Nancy, well, I learned about PB on toast from Butchie back when I was a sprout, so I have known about it for some time, just didn't write about it until now.

I got a frame for your watercolor today and hope to hang it tonight. Thanks again!

Thursday, June 16, 2011  
Blogger Greg said...

Nice post. Food memories are the best.

Friday, June 17, 2011  
Blogger Zoomie said...

Greg, thanks, as I said, it was easy to write as he was so special.

Friday, June 17, 2011  
Blogger Chilebrown said...

I think you need to swing a hammer and build us some chicken coops you wordsmith.

Friday, June 17, 2011  
Blogger namastenancy said...

It was my pleasure to sell you the piece; in fact, I'm tickled pink to know that you own an "original." Maybe one of these days it will be worth something.
Plus, I hope that you are saving these columns because they are wonderful, regardless of when you ACTUALLY learned about PB on toast.

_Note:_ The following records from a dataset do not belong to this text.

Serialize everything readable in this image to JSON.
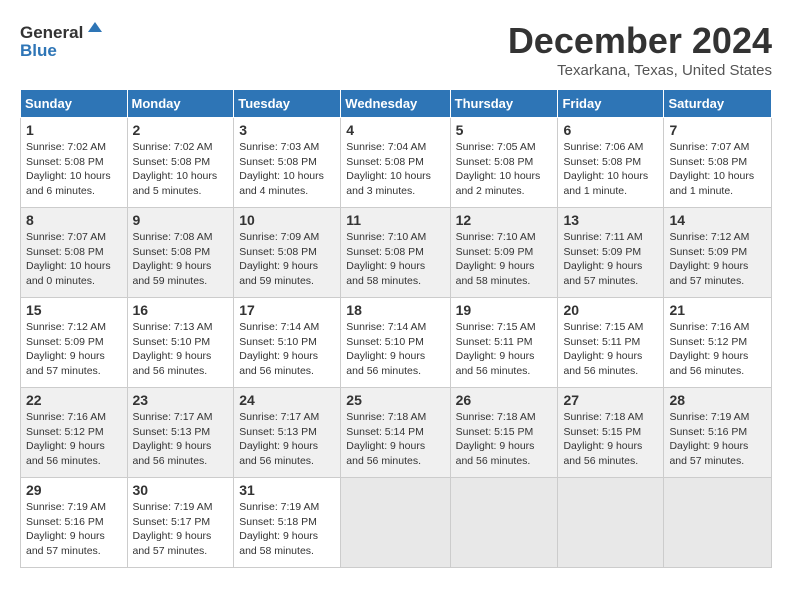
{
  "header": {
    "logo_line1": "General",
    "logo_line2": "Blue",
    "month": "December 2024",
    "location": "Texarkana, Texas, United States"
  },
  "days_of_week": [
    "Sunday",
    "Monday",
    "Tuesday",
    "Wednesday",
    "Thursday",
    "Friday",
    "Saturday"
  ],
  "weeks": [
    [
      {
        "day": "1",
        "sunrise": "7:02 AM",
        "sunset": "5:08 PM",
        "daylight": "10 hours and 6 minutes."
      },
      {
        "day": "2",
        "sunrise": "7:02 AM",
        "sunset": "5:08 PM",
        "daylight": "10 hours and 5 minutes."
      },
      {
        "day": "3",
        "sunrise": "7:03 AM",
        "sunset": "5:08 PM",
        "daylight": "10 hours and 4 minutes."
      },
      {
        "day": "4",
        "sunrise": "7:04 AM",
        "sunset": "5:08 PM",
        "daylight": "10 hours and 3 minutes."
      },
      {
        "day": "5",
        "sunrise": "7:05 AM",
        "sunset": "5:08 PM",
        "daylight": "10 hours and 2 minutes."
      },
      {
        "day": "6",
        "sunrise": "7:06 AM",
        "sunset": "5:08 PM",
        "daylight": "10 hours and 1 minute."
      },
      {
        "day": "7",
        "sunrise": "7:07 AM",
        "sunset": "5:08 PM",
        "daylight": "10 hours and 1 minute."
      }
    ],
    [
      {
        "day": "8",
        "sunrise": "7:07 AM",
        "sunset": "5:08 PM",
        "daylight": "10 hours and 0 minutes."
      },
      {
        "day": "9",
        "sunrise": "7:08 AM",
        "sunset": "5:08 PM",
        "daylight": "9 hours and 59 minutes."
      },
      {
        "day": "10",
        "sunrise": "7:09 AM",
        "sunset": "5:08 PM",
        "daylight": "9 hours and 59 minutes."
      },
      {
        "day": "11",
        "sunrise": "7:10 AM",
        "sunset": "5:08 PM",
        "daylight": "9 hours and 58 minutes."
      },
      {
        "day": "12",
        "sunrise": "7:10 AM",
        "sunset": "5:09 PM",
        "daylight": "9 hours and 58 minutes."
      },
      {
        "day": "13",
        "sunrise": "7:11 AM",
        "sunset": "5:09 PM",
        "daylight": "9 hours and 57 minutes."
      },
      {
        "day": "14",
        "sunrise": "7:12 AM",
        "sunset": "5:09 PM",
        "daylight": "9 hours and 57 minutes."
      }
    ],
    [
      {
        "day": "15",
        "sunrise": "7:12 AM",
        "sunset": "5:09 PM",
        "daylight": "9 hours and 57 minutes."
      },
      {
        "day": "16",
        "sunrise": "7:13 AM",
        "sunset": "5:10 PM",
        "daylight": "9 hours and 56 minutes."
      },
      {
        "day": "17",
        "sunrise": "7:14 AM",
        "sunset": "5:10 PM",
        "daylight": "9 hours and 56 minutes."
      },
      {
        "day": "18",
        "sunrise": "7:14 AM",
        "sunset": "5:10 PM",
        "daylight": "9 hours and 56 minutes."
      },
      {
        "day": "19",
        "sunrise": "7:15 AM",
        "sunset": "5:11 PM",
        "daylight": "9 hours and 56 minutes."
      },
      {
        "day": "20",
        "sunrise": "7:15 AM",
        "sunset": "5:11 PM",
        "daylight": "9 hours and 56 minutes."
      },
      {
        "day": "21",
        "sunrise": "7:16 AM",
        "sunset": "5:12 PM",
        "daylight": "9 hours and 56 minutes."
      }
    ],
    [
      {
        "day": "22",
        "sunrise": "7:16 AM",
        "sunset": "5:12 PM",
        "daylight": "9 hours and 56 minutes."
      },
      {
        "day": "23",
        "sunrise": "7:17 AM",
        "sunset": "5:13 PM",
        "daylight": "9 hours and 56 minutes."
      },
      {
        "day": "24",
        "sunrise": "7:17 AM",
        "sunset": "5:13 PM",
        "daylight": "9 hours and 56 minutes."
      },
      {
        "day": "25",
        "sunrise": "7:18 AM",
        "sunset": "5:14 PM",
        "daylight": "9 hours and 56 minutes."
      },
      {
        "day": "26",
        "sunrise": "7:18 AM",
        "sunset": "5:15 PM",
        "daylight": "9 hours and 56 minutes."
      },
      {
        "day": "27",
        "sunrise": "7:18 AM",
        "sunset": "5:15 PM",
        "daylight": "9 hours and 56 minutes."
      },
      {
        "day": "28",
        "sunrise": "7:19 AM",
        "sunset": "5:16 PM",
        "daylight": "9 hours and 57 minutes."
      }
    ],
    [
      {
        "day": "29",
        "sunrise": "7:19 AM",
        "sunset": "5:16 PM",
        "daylight": "9 hours and 57 minutes."
      },
      {
        "day": "30",
        "sunrise": "7:19 AM",
        "sunset": "5:17 PM",
        "daylight": "9 hours and 57 minutes."
      },
      {
        "day": "31",
        "sunrise": "7:19 AM",
        "sunset": "5:18 PM",
        "daylight": "9 hours and 58 minutes."
      },
      null,
      null,
      null,
      null
    ]
  ],
  "labels": {
    "sunrise": "Sunrise:",
    "sunset": "Sunset:",
    "daylight": "Daylight:"
  }
}
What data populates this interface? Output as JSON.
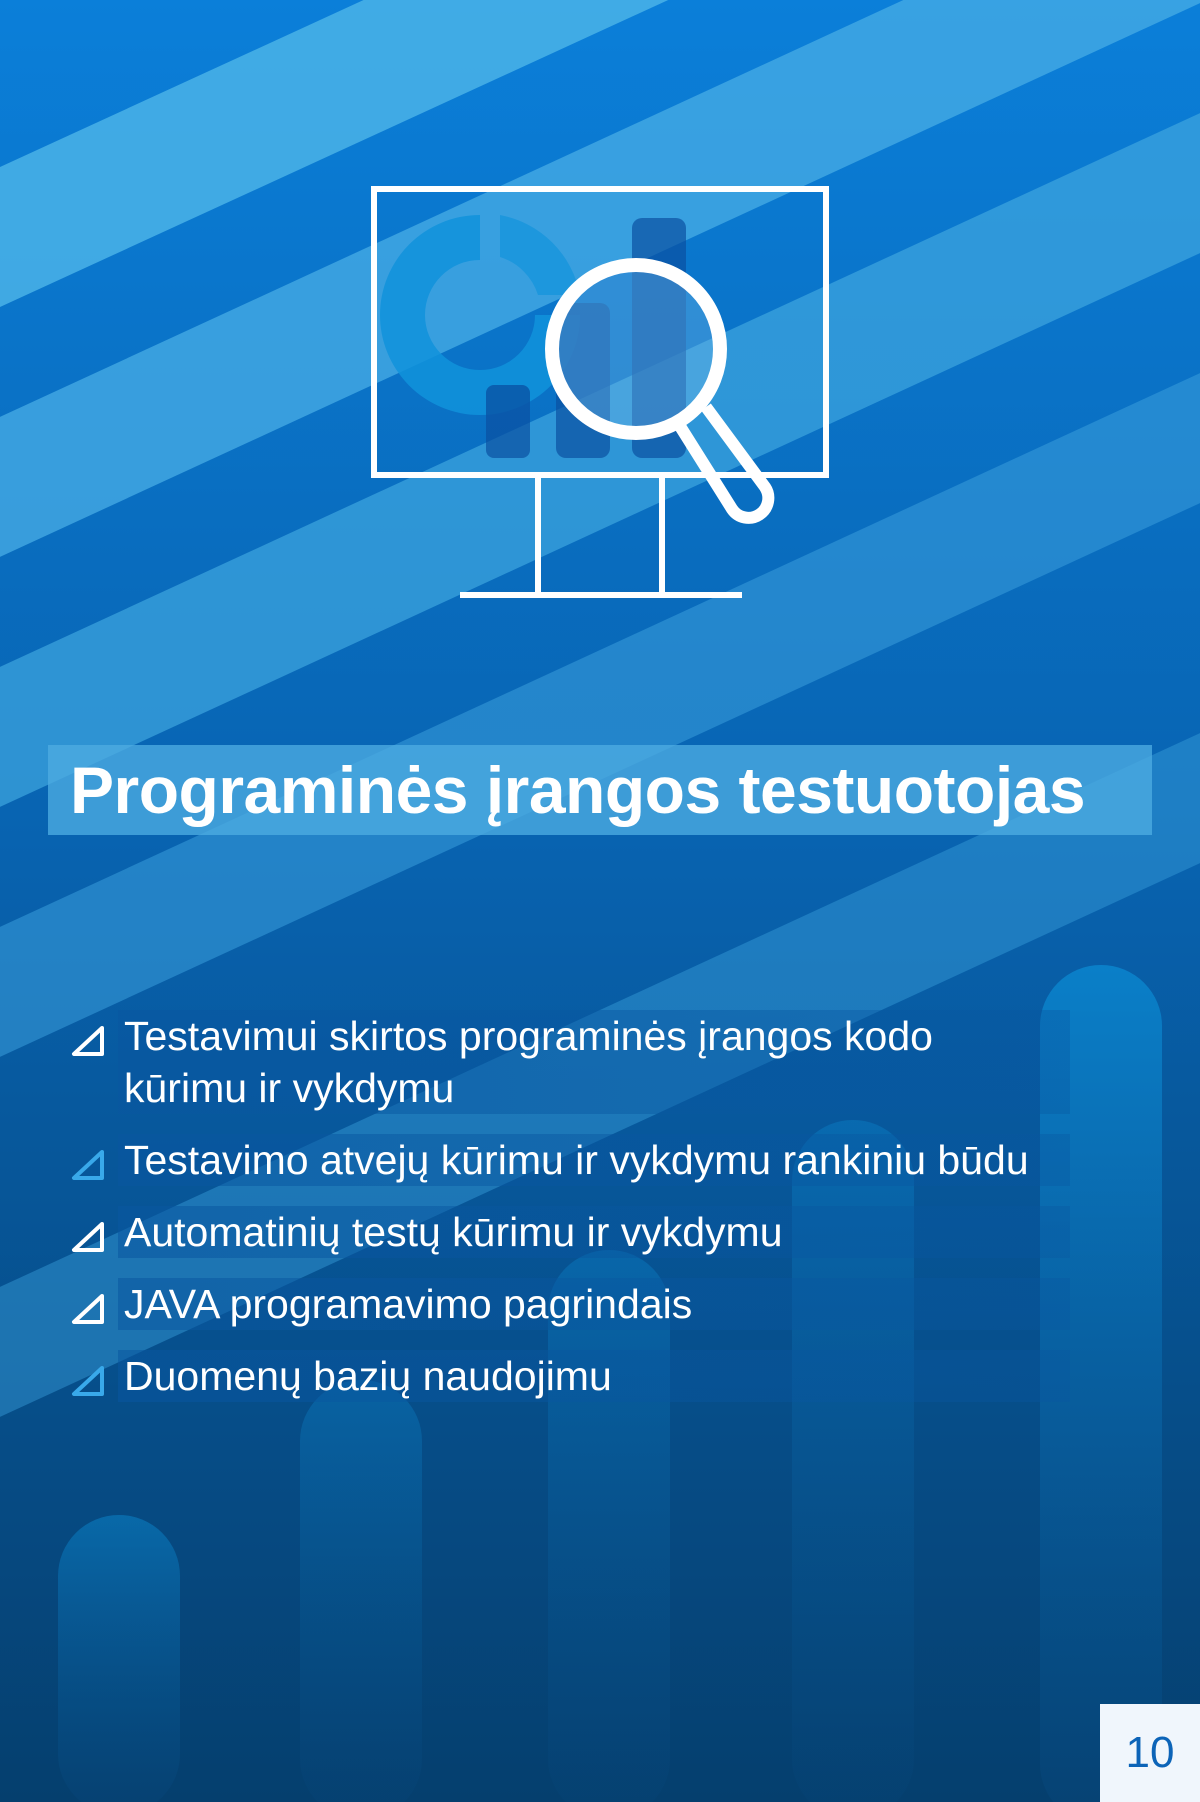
{
  "title": "Programinės įrangos testuotojas",
  "hero_icon": "monitor-chart-magnifier-icon",
  "bullet_icon": "triangle-bullet-icon",
  "bullets": [
    "Testavimui skirtos programinės įrangos kodo kūrimu ir vykdymu",
    "Testavimo atvejų kūrimu ir vykdymu rankiniu būdu",
    "Automatinių testų kūrimu ir vykdymu",
    "JAVA programavimo pagrindais",
    "Duomenų bazių naudojimu"
  ],
  "page_number": "10",
  "colors": {
    "background_dark": "#053f6e",
    "background_mid": "#0a64b4",
    "stripe_light": "#5ec0f0",
    "icon_white": "#ffffff",
    "title_band": "#4dace1",
    "page_number_text": "#0c64b8",
    "page_number_box": "#f0f6fc"
  }
}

Friday, June 17, 2011  
Blogger Zoomie said...

Chilebrown, I am always tempted to keep chickens - such interesting (and productive) little critters. But, what to do with them when one is on vacation? I've never heard of a chicken sitter and Cassie tells me that she and her hubs haven't gone anywhere in a long time for just that reason...

Nancy, it's up in a relatively light-sheltered place and makes me smile each time I see it. Thanks for the compliment about the writing. I do love compliments.

Saturday, June 18, 2011  
Blogger Chilebrown said...

Zoomie, I was reading her blog and all you have to do is find a dead kangaroo and hang it from a tree. The maggots will fall to the ground providing food for the chickens. It should last several weeks while you go on vacation.

Saturday, June 18, 2011  
Blogger Zoomie said...

Chilebrown, I wonder if some other, more accessible, animal would do - like perhaps a pig? On the other hand, I'd hate to waste the bacon... :-)

Saturday, June 18, 2011  
Blogger katiez said...

What wonderful memories! He must have been very special. Oh, and I love peanut butter toast for breakfast - with butter ;-)

Saturday, June 18, 2011  
Blogger Zoomie said...

KatieZ, another peanut butter toast lover heard from! I used to use butter, too, but recently gave it up in favor of just peanut butter and I like it even better this way - the peanut butter gets all melty and soft except for the chunks, which I love.

Saturday, June 18, 2011  
Anonymous Janie said...

You painted a very sweet portrait of Butchie.

Saturday, June 18, 2011  
Blogger Zoomie said...

Janie, thanks. He was a dear man.

Saturday, June 18, 2011  
Blogger Kinda Like a Chef said...

Aw, man, this one definitely made me cry. You are lucky to have had two great dads in your life.

Sunday, June 19, 2011  
Blogger Zoomie said...

Kinda, thanks for the kind words, and for your tears.

Sunday, June 19, 2011  

Post a Comment

Subscribe to Post Comments [Atom]

Links to this post:

Create a Link

<< Home